| EXERCISE AIM |
All of the entries must appear again exactly as written.

| STUDY MATERIAL |

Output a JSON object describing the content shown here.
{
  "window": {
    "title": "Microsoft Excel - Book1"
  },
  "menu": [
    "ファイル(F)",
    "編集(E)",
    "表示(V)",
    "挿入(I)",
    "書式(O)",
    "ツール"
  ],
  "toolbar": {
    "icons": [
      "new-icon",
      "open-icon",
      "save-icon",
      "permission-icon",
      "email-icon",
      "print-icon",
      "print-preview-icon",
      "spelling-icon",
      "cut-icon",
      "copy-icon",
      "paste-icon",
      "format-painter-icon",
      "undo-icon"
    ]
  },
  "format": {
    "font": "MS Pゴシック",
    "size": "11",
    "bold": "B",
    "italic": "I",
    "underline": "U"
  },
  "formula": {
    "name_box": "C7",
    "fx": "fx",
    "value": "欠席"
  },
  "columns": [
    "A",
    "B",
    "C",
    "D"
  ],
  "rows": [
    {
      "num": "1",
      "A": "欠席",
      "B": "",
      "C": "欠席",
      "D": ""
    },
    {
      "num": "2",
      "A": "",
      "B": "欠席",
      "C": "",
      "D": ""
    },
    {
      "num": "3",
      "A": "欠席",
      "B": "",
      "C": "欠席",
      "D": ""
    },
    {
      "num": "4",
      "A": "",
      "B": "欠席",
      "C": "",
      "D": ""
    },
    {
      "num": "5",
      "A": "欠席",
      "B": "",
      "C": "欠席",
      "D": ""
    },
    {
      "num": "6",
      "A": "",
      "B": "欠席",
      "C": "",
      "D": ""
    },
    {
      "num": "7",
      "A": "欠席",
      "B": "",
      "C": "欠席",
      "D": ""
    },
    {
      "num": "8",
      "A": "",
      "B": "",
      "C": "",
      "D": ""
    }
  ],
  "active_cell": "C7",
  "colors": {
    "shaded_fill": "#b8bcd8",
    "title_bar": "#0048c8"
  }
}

| ANSWER AREA |
Output a JSON object describing the content shown here.
{
  "window": {
    "title": "Microsoft Excel - Book1"
  },
  "menu": [
    "ファイル(F)",
    "編集(E)",
    "表示(V)",
    "挿入(I)",
    "書式(O)",
    "ツール"
  ],
  "toolbar": {
    "icons": [
      "new-icon",
      "open-icon",
      "save-icon",
      "permission-icon",
      "email-icon",
      "print-icon",
      "print-preview-icon",
      "spelling-icon",
      "cut-icon",
      "copy-icon",
      "paste-icon",
      "format-painter-icon",
      "undo-icon"
    ]
  },
  "format": {
    "font": "MS Pゴシック",
    "size": "11",
    "bold": "B",
    "italic": "I",
    "underline": "U"
  },
  "formula": {
    "name_box": "C7",
    "fx": "fx",
    "value": "欠席"
  },
  "columns": [
    "A",
    "B",
    "C",
    "D"
  ],
  "rows": [
    {
      "num": "1",
      "A": "欠席",
      "B": "",
      "C": "欠席",
      "D": ""
    },
    {
      "num": "2",
      "A": "",
      "B": "欠席",
      "C": "",
      "D": ""
    },
    {
      "num": "3",
      "A": "欠席",
      "B": "",
      "C": "欠席",
      "D": ""
    },
    {
      "num": "4",
      "A": "",
      "B": "欠席",
      "C": "",
      "D": ""
    },
    {
      "num": "5",
      "A": "欠席",
      "B": "",
      "C": "欠席",
      "D": ""
    },
    {
      "num": "6",
      "A": "",
      "B": "欠席",
      "C": "",
      "D": ""
    },
    {
      "num": "7",
      "A": "欠席",
      "B": "",
      "C": "欠席",
      "D": ""
    },
    {
      "num": "8",
      "A": "",
      "B": "",
      "C": "",
      "D": ""
    }
  ],
  "active_cell": "C7",
  "colors": {
    "shaded_fill": "#b8bcd8",
    "title_bar": "#0048c8"
  }
}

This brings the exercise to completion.